Task to complete: Copy out each line of the data holding "Items".
START Extracted material
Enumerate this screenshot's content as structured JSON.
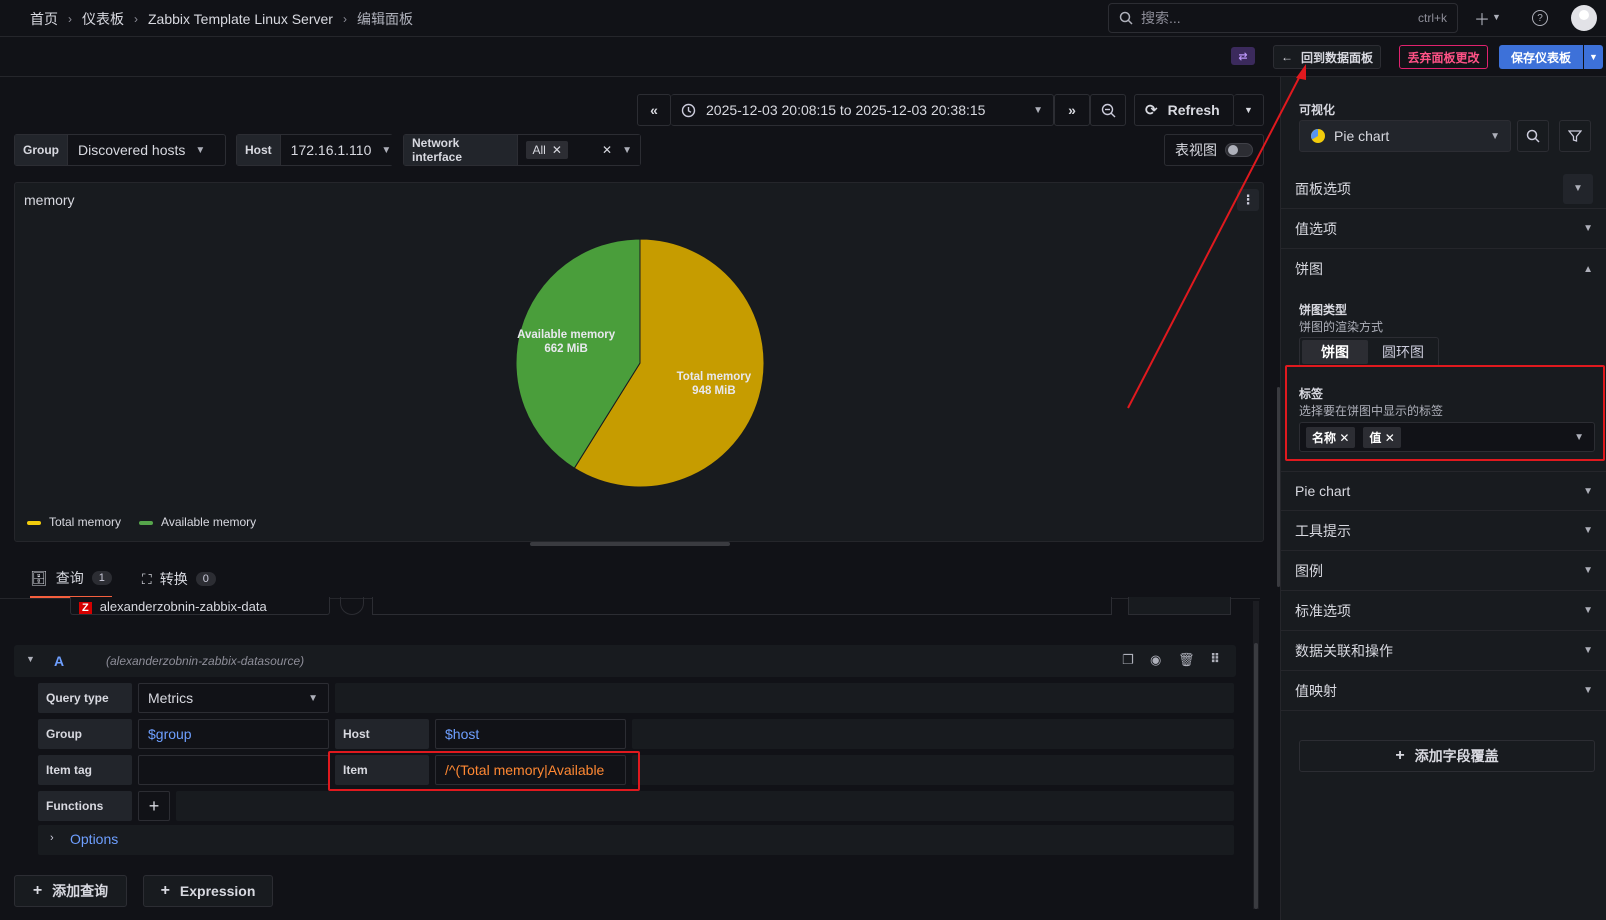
{
  "breadcrumb": [
    "首页",
    "仪表板",
    "Zabbix Template Linux Server",
    "编辑面板"
  ],
  "search": {
    "placeholder": "搜索...",
    "shortcut": "ctrl+k"
  },
  "toolbar": {
    "back": "回到数据面板",
    "discard": "丢弃面板更改",
    "save": "保存仪表板"
  },
  "time": {
    "range": "2025-12-03 20:08:15 to 2025-12-03 20:38:15",
    "refresh": "Refresh"
  },
  "variables": [
    {
      "label": "Group",
      "value": "Discovered hosts"
    },
    {
      "label": "Host",
      "value": "172.16.1.110"
    },
    {
      "label": "Network interface",
      "value": "All"
    }
  ],
  "table_view": "表视图",
  "panel": {
    "title": "memory"
  },
  "chart_data": {
    "type": "pie",
    "series": [
      {
        "name": "Total memory",
        "value": 948,
        "unit": "MiB",
        "color": "#c69c00"
      },
      {
        "name": "Available memory",
        "value": 662,
        "unit": "MiB",
        "color": "#4a9e3b"
      }
    ],
    "slice_labels": [
      {
        "name": "Available memory",
        "value": "662 MiB"
      },
      {
        "name": "Total memory",
        "value": "948 MiB"
      }
    ],
    "legend": [
      "Total memory",
      "Available memory"
    ],
    "legend_position": "bottom-left"
  },
  "tabs": [
    {
      "label": "查询",
      "count": "1"
    },
    {
      "label": "转换",
      "count": "0"
    }
  ],
  "query": {
    "ref": "A",
    "datasource": "(alexanderzobnin-zabbix-datasource)",
    "datasource_short": "alexanderzobnin-zabbix-data",
    "query_type_label": "Query type",
    "query_type": "Metrics",
    "group_label": "Group",
    "group": "$group",
    "host_label": "Host",
    "host": "$host",
    "item_tag_label": "Item tag",
    "item_label": "Item",
    "item": "/^(Total memory|Available",
    "functions_label": "Functions",
    "options_label": "Options",
    "add_query": "添加查询",
    "expression": "Expression"
  },
  "sidebar": {
    "visualization_label": "可视化",
    "visualization": "Pie chart",
    "sections": [
      "面板选项",
      "值选项"
    ],
    "pie_section": "饼图",
    "pie_type_label": "饼图类型",
    "pie_type_desc": "饼图的渲染方式",
    "pie_type_options": [
      "饼图",
      "圆环图"
    ],
    "labels_label": "标签",
    "labels_desc": "选择要在饼图中显示的标签",
    "labels_values": [
      "名称",
      "值"
    ],
    "more_sections": [
      "Pie chart",
      "工具提示",
      "图例",
      "标准选项",
      "数据关联和操作",
      "值映射"
    ],
    "add_override": "添加字段覆盖"
  },
  "colors": {
    "accent": "#3d71d9",
    "danger": "#ff5286",
    "highlight": "#e0191e",
    "link": "#6e9fff",
    "orange": "#ff8833"
  }
}
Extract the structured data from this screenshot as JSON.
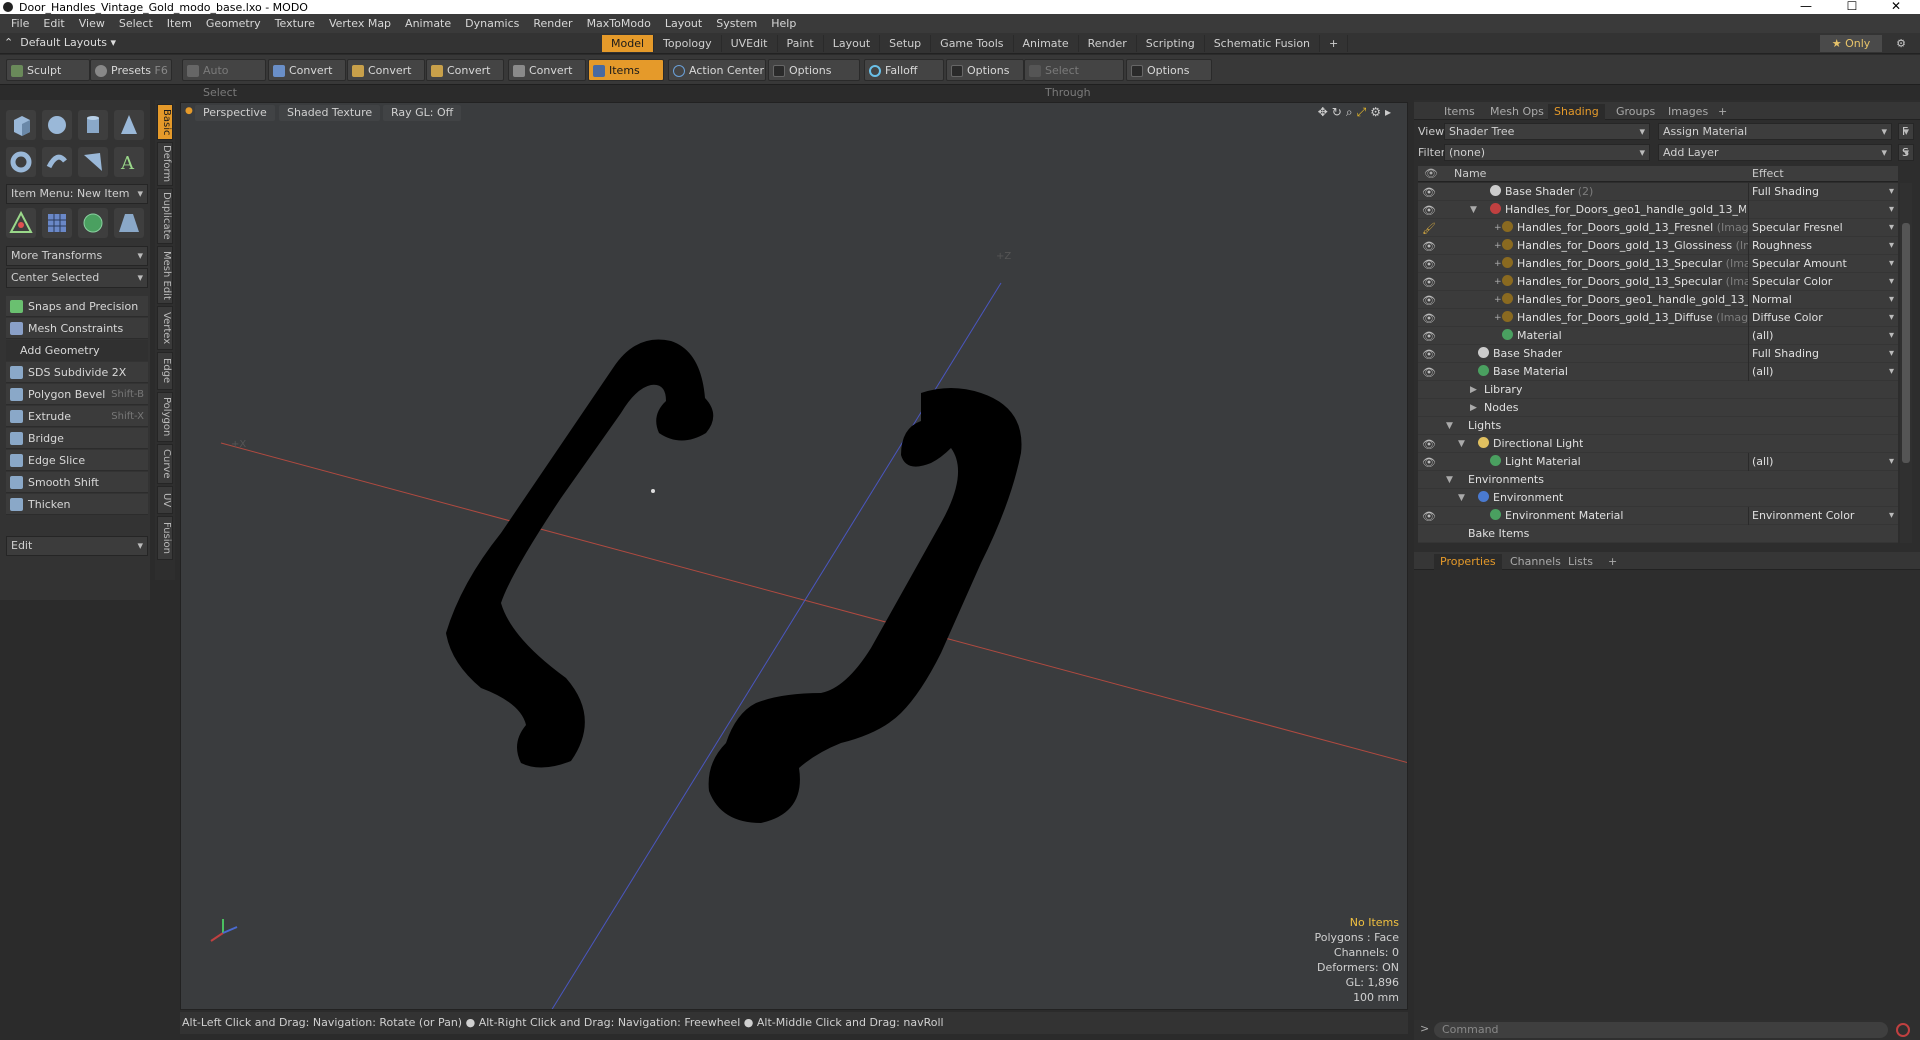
{
  "window": {
    "title": "Door_Handles_Vintage_Gold_modo_base.lxo - MODO",
    "min": "—",
    "max": "☐",
    "close": "✕"
  },
  "menu": [
    "File",
    "Edit",
    "View",
    "Select",
    "Item",
    "Geometry",
    "Texture",
    "Vertex Map",
    "Animate",
    "Dynamics",
    "Render",
    "MaxToModo",
    "Layout",
    "System",
    "Help"
  ],
  "layout": {
    "label": "Default Layouts ▾"
  },
  "tabs": [
    "Model",
    "Topology",
    "UVEdit",
    "Paint",
    "Layout",
    "Setup",
    "Game Tools",
    "Animate",
    "Render",
    "Scripting",
    "Schematic Fusion",
    "+"
  ],
  "only": "★  Only",
  "toolbar": {
    "sculpt": "Sculpt",
    "presets": "Presets",
    "presets_key": "F6",
    "auto_select": "Auto Select",
    "convert": "Convert",
    "items": "Items",
    "action_center": "Action Center",
    "options": "Options",
    "falloff": "Falloff",
    "select_through": "Select Through"
  },
  "left": {
    "item_menu": "Item Menu: New Item",
    "more_transforms": "More Transforms",
    "center_selected": "Center Selected",
    "snaps": "Snaps and Precision",
    "mesh_constraints": "Mesh Constraints",
    "add_geometry": "Add Geometry",
    "tools": [
      {
        "label": "SDS Subdivide 2X",
        "key": ""
      },
      {
        "label": "Polygon Bevel",
        "key": "Shift-B"
      },
      {
        "label": "Extrude",
        "key": "Shift-X"
      },
      {
        "label": "Bridge",
        "key": ""
      },
      {
        "label": "Edge Slice",
        "key": ""
      },
      {
        "label": "Smooth Shift",
        "key": ""
      },
      {
        "label": "Thicken",
        "key": ""
      }
    ],
    "edit": "Edit",
    "vtabs": [
      "Basic",
      "Deform",
      "Duplicate",
      "Mesh Edit",
      "Vertex",
      "Edge",
      "Polygon",
      "Curve",
      "UV",
      "Fusion"
    ]
  },
  "viewport": {
    "perspective": "Perspective",
    "shaded": "Shaded Texture",
    "raygl": "Ray GL: Off",
    "info": {
      "no_items": "No Items",
      "polygons": "Polygons : Face",
      "channels": "Channels: 0",
      "deformers": "Deformers: ON",
      "gl": "GL: 1,896",
      "scale": "100 mm"
    },
    "axis_x": "+X",
    "axis_z": "+Z"
  },
  "status": "Alt-Left Click and Drag: Navigation: Rotate (or Pan) ● Alt-Right Click and Drag: Navigation: Freewheel ● Alt-Middle Click and Drag: navRoll",
  "right": {
    "tabs": [
      "Items",
      "Mesh Ops",
      "Shading",
      "Groups",
      "Images",
      "+"
    ],
    "view_label": "View",
    "view_value": "Shader Tree",
    "assign": "Assign Material",
    "f": "F",
    "filter_label": "Filter",
    "filter_value": "(none)",
    "add_layer": "Add Layer",
    "s": "S",
    "col_name": "Name",
    "col_effect": "Effect",
    "rows": [
      {
        "name": "Base Shader",
        "tag": "(2)",
        "effect": "Full Shading"
      },
      {
        "name": "Handles_for_Doors_geo1_handle_gold_13_M ...",
        "tag": "",
        "effect": ""
      },
      {
        "name": "Handles_for_Doors_gold_13_Fresnel",
        "tag": "(Image)",
        "effect": "Specular Fresnel"
      },
      {
        "name": "Handles_for_Doors_gold_13_Glossiness",
        "tag": "(Im ...",
        "effect": "Roughness"
      },
      {
        "name": "Handles_for_Doors_gold_13_Specular",
        "tag": "(Ima ...",
        "effect": "Specular Amount"
      },
      {
        "name": "Handles_for_Doors_gold_13_Specular",
        "tag": "(Image)",
        "effect": "Specular Color"
      },
      {
        "name": "Handles_for_Doors_geo1_handle_gold_13_...",
        "tag": "",
        "effect": "Normal"
      },
      {
        "name": "Handles_for_Doors_gold_13_Diffuse",
        "tag": "(Image)",
        "effect": "Diffuse Color"
      },
      {
        "name": "Material",
        "tag": "",
        "effect": "(all)"
      },
      {
        "name": "Base Shader",
        "tag": "",
        "effect": "Full Shading"
      },
      {
        "name": "Base Material",
        "tag": "",
        "effect": "(all)"
      },
      {
        "name": "Library",
        "tag": "",
        "effect": ""
      },
      {
        "name": "Nodes",
        "tag": "",
        "effect": ""
      },
      {
        "name": "Lights",
        "tag": "",
        "effect": ""
      },
      {
        "name": "Directional Light",
        "tag": "",
        "effect": ""
      },
      {
        "name": "Light Material",
        "tag": "",
        "effect": "(all)"
      },
      {
        "name": "Environments",
        "tag": "",
        "effect": ""
      },
      {
        "name": "Environment",
        "tag": "",
        "effect": ""
      },
      {
        "name": "Environment Material",
        "tag": "",
        "effect": "Environment Color"
      },
      {
        "name": "Bake Items",
        "tag": "",
        "effect": ""
      }
    ],
    "prop_tabs": [
      "Properties",
      "Channels",
      "Lists",
      "+"
    ],
    "command_placeholder": "Command"
  },
  "colors": {
    "accent": "#e59a2a",
    "x_axis": "#c0453a",
    "z_axis": "#4a5ad0"
  }
}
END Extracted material
Task output:
    "items": "Items",
      "no_items": "No Items",
      "Items",
        "name": "Bake Items",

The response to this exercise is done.